Brian Mathews, “Haystacks vs. Algorithms: Is Scanning the Stacks for [Pretty] Books Really the Best Research Strategy?” The Ubiquitous Librarian – The Chronicle of Higher Education

Pull quote: “In libraries we see a different side of the academic lifecycle. We see students struggling to understand their assignments. We see students when they are stressed out. We see students feeling triumphant. We see a full range of emotions: happy, sad, excited, confused, discouraged, and so forth. We see them being super creative and super immature. I’m not sure that many teaching faculty observe the effort that goes into their coursework. They see the final product in the form of a paper or test or whatever, and they might talk with students during class time or office hours, but as librarians, we get to observe and interact with students while they are actively learning. It happens everyday all around us.”

Brian Mathews, “Haystacks vs. Algorithms: Is Scanning the Stacks for [Pretty] Books Really the Best Research Strategy?” The Ubiquitous Librarian – The Chronicle of Higher Education

Kevin Smith, “Of fences and defenses,” Scholarly Communications @ Duke

Pull quote: “If we understand fair use as a positive right that creates a boundary limiting the control of rights holders, we ought to be less afraid of exercising it. After all, we do not fear to walk on a public sidewalk just because some landowner might scream “trespass;” we recognize that rights over land have boundaries and do not shirk from exercising our positive right to use public land. The argument in this amicus brief points us to a similar confidence when exercising our fair use right. While we should respect the legitimate rights held by an intellectual property holder, we should not let attempts to expand those rights beyond the boundaries set by Congress dissuade us from making fair use of materials under this public right that is equally a defining part of copyright.”

Kevin Smith, “Of fences and defenses,” Scholarly Communications @ Duke

Barbara Fister, “Throwing the Books at Each Other,” Inside Higher Ed

Pull quote: “I just wish that we could talk about books as if they are for use, not as symbols of enduring knowledge that must be preserved against the ravages of digital barbarians or as emblems of obdurate and blinkered resistance to inevitable change.”

Barbara Fister, “Throwing the Books at Each Other,” Inside Higher Ed

Andy Burkhardt, “The Evolution of Library Instruction,” Information Tyrannosaur

Pull quote: “We want to help students become not just literate but sophisticated and fluent in their use of information. This involves not just learning skills but applying and practicing those skills to develop certain habits and dispositions.
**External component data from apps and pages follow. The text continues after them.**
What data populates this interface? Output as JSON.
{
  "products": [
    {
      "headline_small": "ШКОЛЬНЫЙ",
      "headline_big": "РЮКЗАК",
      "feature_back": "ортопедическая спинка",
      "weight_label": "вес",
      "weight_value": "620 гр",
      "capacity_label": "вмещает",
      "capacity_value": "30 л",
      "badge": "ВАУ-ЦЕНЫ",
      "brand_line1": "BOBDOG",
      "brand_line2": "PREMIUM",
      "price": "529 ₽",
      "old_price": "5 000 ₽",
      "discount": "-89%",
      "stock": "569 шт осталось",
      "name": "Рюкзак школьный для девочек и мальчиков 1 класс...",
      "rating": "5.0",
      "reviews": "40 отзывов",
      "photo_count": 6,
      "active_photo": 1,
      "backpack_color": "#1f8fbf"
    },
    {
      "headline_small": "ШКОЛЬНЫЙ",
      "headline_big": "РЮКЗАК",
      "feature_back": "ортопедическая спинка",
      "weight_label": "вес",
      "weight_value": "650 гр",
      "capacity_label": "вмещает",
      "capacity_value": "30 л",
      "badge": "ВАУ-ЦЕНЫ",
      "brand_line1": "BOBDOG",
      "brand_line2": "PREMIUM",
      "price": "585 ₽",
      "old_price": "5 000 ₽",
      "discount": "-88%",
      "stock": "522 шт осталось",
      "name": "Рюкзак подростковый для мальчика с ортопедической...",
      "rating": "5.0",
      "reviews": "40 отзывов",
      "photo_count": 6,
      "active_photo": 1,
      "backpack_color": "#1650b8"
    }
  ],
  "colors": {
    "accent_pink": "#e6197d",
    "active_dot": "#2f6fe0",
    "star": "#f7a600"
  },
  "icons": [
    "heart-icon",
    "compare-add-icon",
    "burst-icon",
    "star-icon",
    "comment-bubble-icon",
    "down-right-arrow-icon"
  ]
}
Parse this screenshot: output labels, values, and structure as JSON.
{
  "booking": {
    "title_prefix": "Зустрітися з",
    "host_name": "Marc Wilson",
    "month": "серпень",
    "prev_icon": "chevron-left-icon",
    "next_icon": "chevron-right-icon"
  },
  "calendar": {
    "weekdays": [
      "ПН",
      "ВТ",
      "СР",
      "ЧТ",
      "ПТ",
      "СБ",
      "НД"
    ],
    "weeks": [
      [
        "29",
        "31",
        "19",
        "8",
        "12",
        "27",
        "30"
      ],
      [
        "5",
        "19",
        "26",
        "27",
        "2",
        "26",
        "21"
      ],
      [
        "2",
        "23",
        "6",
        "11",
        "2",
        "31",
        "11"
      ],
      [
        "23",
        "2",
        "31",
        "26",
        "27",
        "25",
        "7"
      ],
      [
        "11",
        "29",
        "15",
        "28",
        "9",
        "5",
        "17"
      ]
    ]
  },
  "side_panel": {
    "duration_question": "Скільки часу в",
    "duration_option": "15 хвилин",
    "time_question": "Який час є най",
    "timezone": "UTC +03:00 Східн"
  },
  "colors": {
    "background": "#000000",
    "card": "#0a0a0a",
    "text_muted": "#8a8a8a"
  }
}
A student who is sophisticated when it comes to information does not just know how to evaluate a source of information, but would have have the habit of regularly questioning and critically examining information they come across instead of taking it at face value.”

Andy Burkhardt, “The Evolution of Library Instruction,” Information Tyrannosaur

Eric Phetteplace, “Describe Your Ideal Work Environment,” PataMetaData

Pull quote: “Every institution should have a simple ‘admin quiz’ one can take to receive appropriate privileges. I understand why we deny everyone by default; running an institution’s computers is hard work and ensuring consistent security and software settings is a great aid. But those of us who are capable of administering our own computers, who know to run antivirus software (or just not run Windows…sorry, I’m belaboring the point) and avoid sketchy links in emails, should be given that prerogative.”

Eric Phetteplace, “Describe Your Ideal Work Environment,” PataMetaData

Lauren Pressley, “Make It Easier To Learn,” lauren’s library blog

Pull quote: “Good design? It sets people up for cognitive ease. Good communication skills? Also sets people up for cognitive ease. User experience? The same. Which I’ve always focused on as an aspect of making it easier for people to learn and incorporate information. Though from [Daniel] Kahneman’s work I now see something that should have been obvious before: that’s it’s not always employed for good.”

Lauren Pressley, “Make It Easier To Learn,” lauren’s library blog

Sara Grossman, “Giving a TED Talk? Expect More Visibility, but Not More Citations,” Wired Campus – The Chronicle of Higher Education

Pull quote: “Specifically, the study found that giving a presentation at TED, an annual conference on technology and society, appears to have no effect on the number of citations a scholar’s work receives after a video of the presentation goes online.”

Sara Grossman, “Giving a TED Talk? Expect More Visibility, but Not More Citations,” Wired Campus – The Chronicle of Higher Education